Occasionally, this blog strays into mentioning one or two musical references that largely relate to my childhood and teenage memories of living on the Middlefield Lane estate. These oscillate wildly from Cilla Black to Kevin Ayers or Roxy Music via The Carpenters. Earlier this month, Frances Castle, the creative supremo of Clay Pipe Music, kindly sent me a copy of Clay Pipe’s new release - an album by Jon Brooks called ‘52’ - to write about here. So this post represents a little detour from the blog’s usual business in the form of an album review, but it also gives me a nice chance to reflect a bit on the sound/sonic aspects of memory and sense of place. 

Brooks tends to work under the musical guise of The Advisory Circle. Wikipedia straightfacedly describes The Advisory Circle’s genre of music as:            

Library Music
Musique Concrete

Which is about right really, especially when you consider that The Advisory Circle’s albums have all been released on the Ghost Box label. Ghost Box is perhaps the centre-pin for a number of recent British creative projects that are concerned with cultivating an experimental, evocative and enigmatic audio-visual identity based largely on an obsession with the culture of post World War Two Britain.


According to the writer Simon Reynolds, Ghost Box is obsessed with ‘the optimistic, forward-looking, benignly bureaucratic Britain of new towns, comprehensive schools and polytechnics’. The music of Ghost Box however tends to dip into the sonic influences of the postwar period – e.g. the BBC Radiophonic Workshop, Music for Schools, archived local news reports from Southern TV – and refracts them through a slightly wonky and ultimately more haunted and pessimistic twenty-first century prism. Brooks summed all this up very nicely when he described his music as an evocation of a time when everything was fine, but not quite right.

‘52’ consists of 14 electronic pieces that are inspired by Brooks’s memories of his Grandmothers' house and garden where he lived as a child – and therefore of a time when your surroundings always appeared fresh and exciting, but with elements - locked doors, cold corners of a room, an old photograph of people you don't know - that had the potential to be unsettling. The snippets of found or half-remembered conversations and feelings that accompany 52 set the tone:

‘The pencil sharpener, the cuckoo clock, everything in its place. The way the dust fell in the late afternoon sun. I wouldn’t leave.’

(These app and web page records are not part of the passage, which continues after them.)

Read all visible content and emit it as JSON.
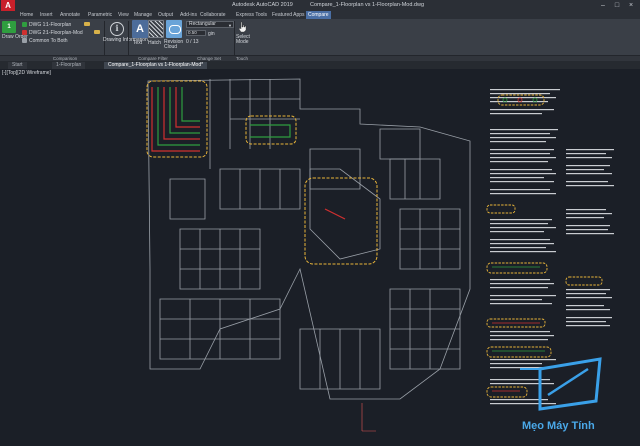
{
  "titlebar": {
    "app_logo": "A",
    "app_name": "Autodesk AutoCAD 2019",
    "document_name": "Compare_1-Floorplan vs 1-Floorplan-Mod.dwg",
    "minimize": "–",
    "maximize": "□",
    "close": "×"
  },
  "ribbon_tabs": [
    "Home",
    "Insert",
    "Annotate",
    "Parametric",
    "View",
    "Manage",
    "Output",
    "Add-ins",
    "Collaborate",
    "Express Tools",
    "Featured Apps",
    "Compare"
  ],
  "ribbon": {
    "draw_order_label": "Draw Order",
    "dwg1_label": "DWG 1:",
    "dwg1_value": "1-Floorplan",
    "dwg2_label": "DWG 2:",
    "dwg2_value": "1-Floorplan-Mod",
    "common_label": "Common To Both",
    "drawing_info_label": "Drawing Information",
    "text_label": "Text",
    "hatch_label": "Hatch",
    "revision_cloud_label": "Revision Cloud",
    "shape_value": "Rectangular",
    "margin_value": "0.50",
    "margin_unit": "gin",
    "nav_text": "0 / 13",
    "select_mode_label": "Select Mode",
    "panels": {
      "comparison": "Comparison",
      "compare_filter": "Compare Filter",
      "change_set": "Change Set",
      "touch": "Touch"
    },
    "colors": {
      "dwg1": "#2f9e3f",
      "dwg2": "#d03030",
      "common": "#9aa0a8",
      "cloud": "#e8b43a"
    }
  },
  "doc_tabs": [
    "Start",
    "1-Floorplan",
    "Compare_1-Floorplan vs 1-Floorplan-Mod*"
  ],
  "viewport": {
    "label": "[-][Top][2D Wireframe]"
  },
  "watermark": {
    "text": "Mẹo Máy Tính"
  }
}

Correspondingly, the music on the album is beautifully poised and minimal but also sometimes quite unnerving: the final track, ‘End of the corridor’, is reflective of every place you never liked being in when you were a child. As a consequence, there’s nothing overly programmatic, idyllic or predictable about 52. The found sounds, especially of ticking clocks and birdsong, are perhaps to be expected in this particular sonic world of house and garden, but they appear infrequently and obliquely, and often get mangled up behind a set of tones and drones in a way that is suggestive of Eno’s most psycho-geographic ambient work, On Land. Nicer still, pieces like ‘Lichen’ are, to my ears, more reminiscent of the earlier work Eno did with the German band Harmonia in 1976. The really interesting aspect to 52 though is that it circumvents the more idealistic childhood trope of the summer holidays – this is darker stuff, fitting perhaps of a childhood lived within an old person’s world. It also particularly reminds me of those strange but oddly special days when you were ill and at home off school: those out-of-sorts days when you were at home but not at home because you really shouldn't have been there, and because the time went by so slowly and your illness was giving you a heightened (or suppressed) sense of atmosphere and of being.

I’m imagining that the title of the album refers to the number of the house where Jon Brooks lived with his grandmother. The sleeve notes refer to Leafield which I’m guessing was the Oxfordshire village where the house was. House numbers were possibly not the norm in an Oxfordshire village. Was his grandmother’s house one of a small development of possibly postwar, usually early 1950s, council houses that tend to be found on the edges of English villages? Probably not, but it’s a nice thought. There’s not been many sonic champions for the postwar council estate – the nearest, and most sustained example must be Darren Hayman’s 2009 album ‘Pram Town’, a concept album about Harlow New Town – but these tend to be song based and usually written with a punk-rock revulsion towards these estates as places that should only be escaped from. One beauty of the estate where I lived as a kid was that it was on the very edge of the town, and looked out to open countryside. What would a more experimental, abstract evocation of my 1960s council estate sound like? I have a few ideas but, in the meantime, 52 will do for now because its soundscape transported me home again, back to 36, my council house, during one of those days when I was ill off school. And yes, clocks ticked slowly, Radio 2 wavered in and out from a tinny battery transistor radio in the kitchen, sparrows chirped and – being in Lincolnshire during the 1960s and 70s – the occasional Vulcan bomber flew ominously overhead.

52 will be released on 13 October. As usual with all Clay Pipe’s releases, it will be beautifully illustrated and packaged by Frances Castle, this time as a limited edition of 500 vinyl copies from here - so get your skates on. Until then, here’s one track, plus some lovely animation (look out for that aeroplane!) by Frances to whet your appetite: